I am a longtime reader of (and contributor to) the New York Times who also happens to love reading The Wall Street Journal, and I live in New York City. So yesterday was a particularly noteworthy day, for the Journal launched its long-anticipated “Greater New York” section.
If we are to believe the billions of preemptive articles written on this topic (journalists care deeply about stories about journalism, though practically no one else does), the Journal‘s metro section was designed by owner Rupert Murdoch as a direct assault on the Times‘s metro section in order to steal the hearts and minds of readers and the ad dollars of New York advertisers.
Business concerns aside, I am personally happy to have more quality journalism about the city where I live. (And more jobs for journalist friends: the Journal is one of the few — the only? — newspapers to do any serious hiring during the recent falling-off-the-cliff era.) I have no idea how this newspaper war will play out, or, frankly, if it even is a “newspaper war.” New York City is a huge, influential, and unique market, and there’d be all kinds of reasons for the Journal to have strong New York coverage (just as it makes sense for the Times to have strong business coverage) even if Murdoch didn’t care at all about warring with the Times.

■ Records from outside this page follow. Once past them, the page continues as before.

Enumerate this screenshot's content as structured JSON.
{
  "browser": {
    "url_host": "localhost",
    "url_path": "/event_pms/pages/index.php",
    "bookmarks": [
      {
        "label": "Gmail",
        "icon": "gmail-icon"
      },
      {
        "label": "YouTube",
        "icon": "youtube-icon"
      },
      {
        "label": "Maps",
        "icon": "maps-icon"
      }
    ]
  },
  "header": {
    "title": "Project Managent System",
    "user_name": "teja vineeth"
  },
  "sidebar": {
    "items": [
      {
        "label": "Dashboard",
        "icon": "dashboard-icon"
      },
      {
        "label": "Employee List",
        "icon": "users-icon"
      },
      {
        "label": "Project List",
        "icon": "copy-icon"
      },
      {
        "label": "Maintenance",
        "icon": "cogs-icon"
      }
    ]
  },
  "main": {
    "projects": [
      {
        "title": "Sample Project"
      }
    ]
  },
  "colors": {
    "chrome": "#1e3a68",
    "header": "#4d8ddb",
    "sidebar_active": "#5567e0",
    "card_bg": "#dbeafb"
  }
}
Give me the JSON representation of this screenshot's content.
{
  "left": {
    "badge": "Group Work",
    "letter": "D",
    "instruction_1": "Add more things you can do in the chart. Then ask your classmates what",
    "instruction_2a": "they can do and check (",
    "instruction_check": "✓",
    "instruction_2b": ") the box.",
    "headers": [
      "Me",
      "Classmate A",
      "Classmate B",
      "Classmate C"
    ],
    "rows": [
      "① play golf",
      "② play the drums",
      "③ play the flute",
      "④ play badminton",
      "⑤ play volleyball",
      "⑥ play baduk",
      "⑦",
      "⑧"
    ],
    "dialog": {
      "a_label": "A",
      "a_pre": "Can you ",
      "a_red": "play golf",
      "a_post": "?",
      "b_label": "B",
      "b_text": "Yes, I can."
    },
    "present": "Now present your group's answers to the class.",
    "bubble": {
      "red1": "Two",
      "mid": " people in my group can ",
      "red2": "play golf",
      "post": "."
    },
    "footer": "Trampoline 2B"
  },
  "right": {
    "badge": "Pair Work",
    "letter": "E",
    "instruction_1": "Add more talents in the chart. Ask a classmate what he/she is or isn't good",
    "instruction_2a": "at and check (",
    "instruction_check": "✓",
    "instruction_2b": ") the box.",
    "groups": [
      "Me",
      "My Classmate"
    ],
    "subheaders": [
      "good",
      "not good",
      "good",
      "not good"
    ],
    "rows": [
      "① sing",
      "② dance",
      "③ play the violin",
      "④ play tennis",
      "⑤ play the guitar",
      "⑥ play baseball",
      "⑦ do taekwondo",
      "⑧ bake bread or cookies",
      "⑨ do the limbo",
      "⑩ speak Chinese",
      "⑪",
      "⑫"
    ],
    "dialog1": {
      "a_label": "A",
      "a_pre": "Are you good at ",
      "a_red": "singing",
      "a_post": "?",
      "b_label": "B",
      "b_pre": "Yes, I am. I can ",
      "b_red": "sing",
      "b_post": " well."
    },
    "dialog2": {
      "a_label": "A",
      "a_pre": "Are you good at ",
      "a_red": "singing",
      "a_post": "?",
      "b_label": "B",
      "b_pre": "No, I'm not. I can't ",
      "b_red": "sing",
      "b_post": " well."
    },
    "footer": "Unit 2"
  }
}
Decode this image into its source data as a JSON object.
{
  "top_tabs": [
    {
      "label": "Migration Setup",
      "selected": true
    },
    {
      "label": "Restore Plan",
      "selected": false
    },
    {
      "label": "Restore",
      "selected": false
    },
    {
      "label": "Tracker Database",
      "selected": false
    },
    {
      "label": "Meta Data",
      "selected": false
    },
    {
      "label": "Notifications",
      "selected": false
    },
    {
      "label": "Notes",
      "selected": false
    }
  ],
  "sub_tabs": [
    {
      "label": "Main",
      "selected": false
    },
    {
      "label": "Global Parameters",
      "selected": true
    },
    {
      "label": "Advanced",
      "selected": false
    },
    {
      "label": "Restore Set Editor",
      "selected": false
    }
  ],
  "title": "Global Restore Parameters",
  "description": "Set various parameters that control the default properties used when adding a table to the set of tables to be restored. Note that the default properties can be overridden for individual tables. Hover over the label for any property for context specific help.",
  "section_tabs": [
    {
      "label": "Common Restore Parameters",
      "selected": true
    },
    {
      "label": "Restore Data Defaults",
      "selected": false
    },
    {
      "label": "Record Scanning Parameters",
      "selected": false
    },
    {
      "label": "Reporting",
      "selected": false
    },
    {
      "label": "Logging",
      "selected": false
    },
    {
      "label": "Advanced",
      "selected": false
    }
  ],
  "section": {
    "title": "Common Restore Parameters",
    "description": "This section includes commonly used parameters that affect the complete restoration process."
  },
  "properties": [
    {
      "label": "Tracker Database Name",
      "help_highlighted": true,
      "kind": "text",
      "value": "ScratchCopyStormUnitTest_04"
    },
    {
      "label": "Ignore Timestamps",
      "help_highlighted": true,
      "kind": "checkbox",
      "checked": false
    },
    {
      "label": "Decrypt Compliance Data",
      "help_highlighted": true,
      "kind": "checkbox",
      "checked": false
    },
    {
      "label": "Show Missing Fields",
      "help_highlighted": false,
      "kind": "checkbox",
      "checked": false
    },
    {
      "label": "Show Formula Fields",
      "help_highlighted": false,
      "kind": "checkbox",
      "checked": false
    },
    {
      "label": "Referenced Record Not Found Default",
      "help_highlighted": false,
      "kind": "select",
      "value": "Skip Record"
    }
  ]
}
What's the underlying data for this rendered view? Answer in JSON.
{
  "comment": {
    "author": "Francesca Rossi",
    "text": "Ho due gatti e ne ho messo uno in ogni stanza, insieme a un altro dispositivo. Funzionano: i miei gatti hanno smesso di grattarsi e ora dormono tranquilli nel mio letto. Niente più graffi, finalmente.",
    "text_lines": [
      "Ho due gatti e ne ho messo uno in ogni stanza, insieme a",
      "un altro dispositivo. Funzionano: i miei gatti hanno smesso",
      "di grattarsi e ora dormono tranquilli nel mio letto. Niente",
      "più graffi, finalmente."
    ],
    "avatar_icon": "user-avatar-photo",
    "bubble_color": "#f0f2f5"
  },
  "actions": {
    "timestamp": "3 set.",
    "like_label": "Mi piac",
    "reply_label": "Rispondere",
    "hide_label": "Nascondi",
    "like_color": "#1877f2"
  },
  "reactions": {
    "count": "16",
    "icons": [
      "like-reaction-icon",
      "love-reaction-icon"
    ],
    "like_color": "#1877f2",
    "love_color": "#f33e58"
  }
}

But reading yesterday’s inaugural Greater New York section of the Journal, I couldn’t help but think that the stories are indeed true.
It’s not that the Journal directly attacked the Times in any way. But in terms of story selection, the Journal‘s psyche seemed curiously illuminating: article after article (good ones, too) about two competitors slugging it out, quintessential “winning and losing” stories, with the implicit message that we live in a winner-take-all world. Among the articles:

Conflict is of course central to news coverage, and a heightened sense of competition is what makes many of us love New York. Even when a game isn’t truly zero-sum, it can be exciting to pretend it is. But if the Journal ever writes up a story about how my kids fight over the Wii remote, I’ll know it’s gone too far.